Being less wasteful with toner/paper: I don’t like reading journal articles on computer monitors.  Therefore, I print thousands of pages a year, most of which I only read once.  Most of these articles end up catalogued in my Endnote database (if they’re lucky) and locked in a metal filing cabinet with a few notes scrawled on them.  That’s quite a waste of paper and ridiculously expensive toner, which I now have to buy myself.  Motivated by saving trees and money, I’m starting to consider other options.  Now that they’ll display pdfs, I’ve thought about a Kindle; the e-ink is easier on the eye than an LCD screen, the battery lasts for weeks and they’re (relatively) cheap.  BUT they won’t display colour, something I need if I’m to follow the neuroimaging papers I read.  Colour alternatives like the iPad and Nook Colo(u)r have some combination of a shocking battery life, back-lit screens and a horrendous price-tag and I’m not sure it’s worth taking a punt on a gadget that may end up presenting me with more problems than it solves.  For instance, I don’t know how I’d make notes effectively on an electronic pdf document using each of these devices.  I’m settling on the thought that I’ll wait for colour e-ink before committing to wasting less paper, but it does seem like a shame that there isn’t something suitable on the market right now… and I’ll probably be waiting years.
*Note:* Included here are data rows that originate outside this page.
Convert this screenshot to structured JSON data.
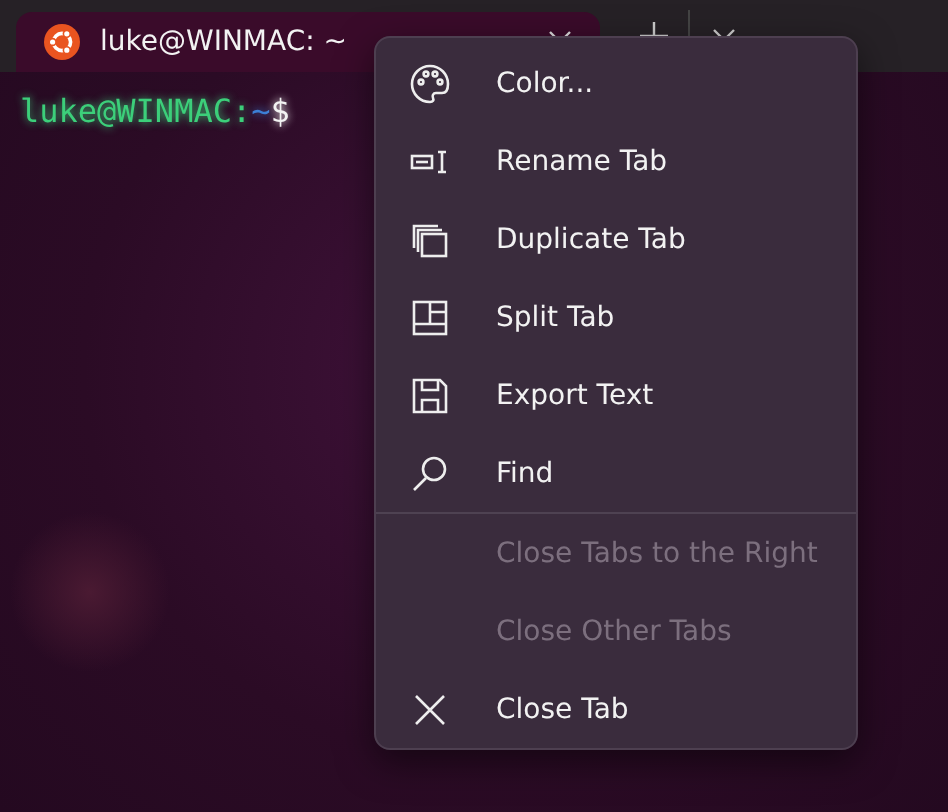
{
  "tab": {
    "title": "luke@WINMAC: ~",
    "selected": true
  },
  "prompt": [
    {
      "text": "luke@WINMAC:",
      "color": "#3ccf7a"
    },
    {
      "text": "~",
      "color": "#3b7fd6"
    },
    {
      "text": "$",
      "color": "#f2f2f2"
    }
  ],
  "menu": [
    {
      "kind": "item",
      "label": "Color...",
      "disabled": false
    },
    {
      "kind": "item",
      "label": "Rename Tab",
      "disabled": false
    },
    {
      "kind": "item",
      "label": "Duplicate Tab",
      "disabled": false
    },
    {
      "kind": "item",
      "label": "Split Tab",
      "disabled": false
    },
    {
      "kind": "item",
      "label": "Export Text",
      "disabled": false
    },
    {
      "kind": "item",
      "label": "Find",
      "disabled": false
    },
    {
      "kind": "separator"
    },
    {
      "kind": "item",
      "label": "Close Tabs to the Right",
      "disabled": true
    },
    {
      "kind": "item",
      "label": "Close Other Tabs",
      "disabled": true
    },
    {
      "kind": "item",
      "label": "Close Tab",
      "disabled": false
    }
  ]
}
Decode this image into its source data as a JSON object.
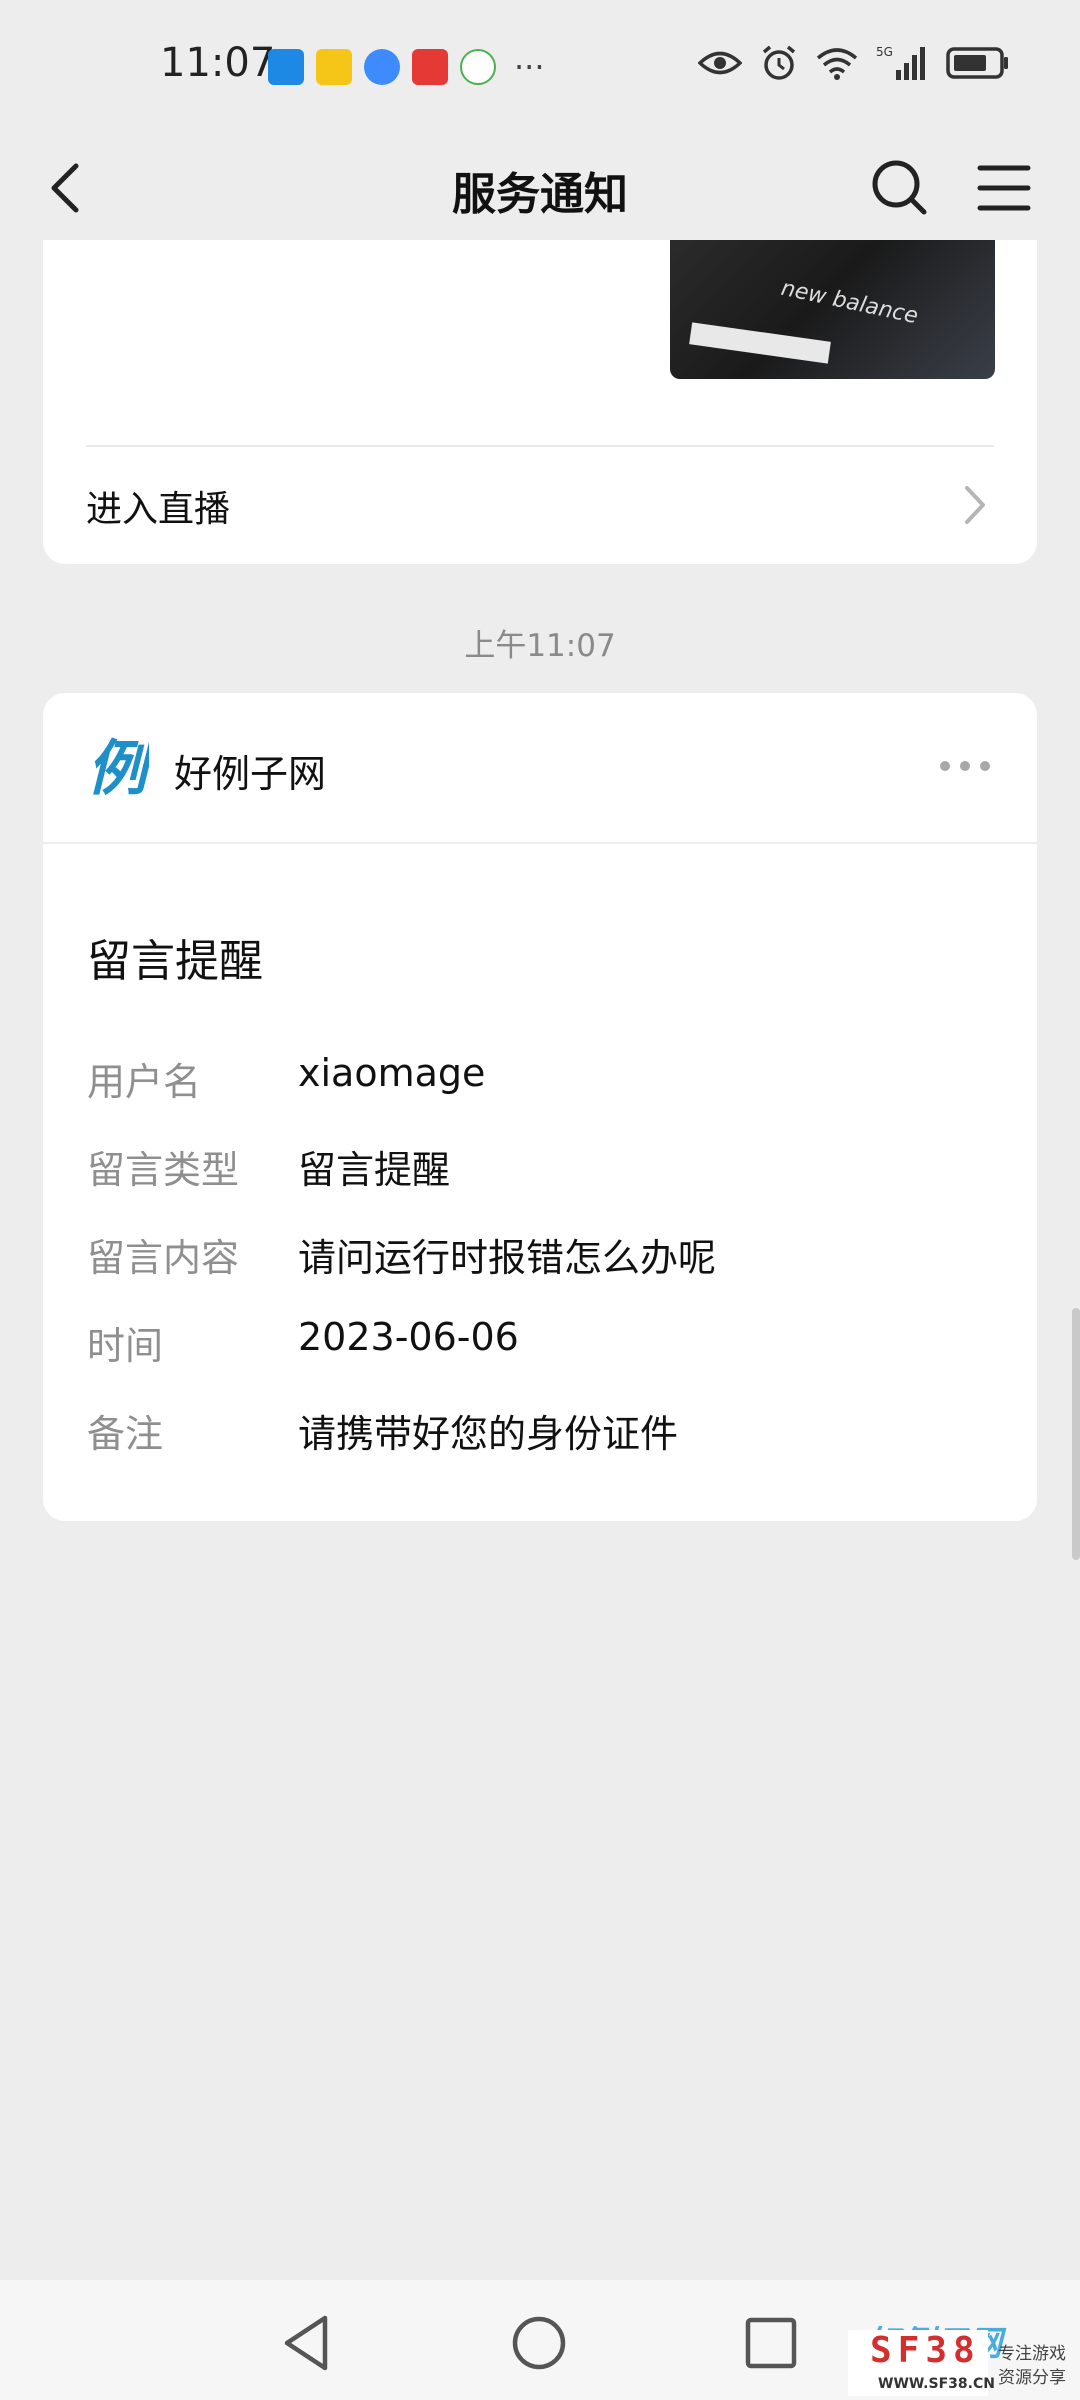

I’d be interested in reading comments from anyone who has converted to a standing desk or bought a Kindle/iPad for the purposes of reading journal articles.  Nothing’s ever going to be without its own problems, but do these innovations improve overall working conditions?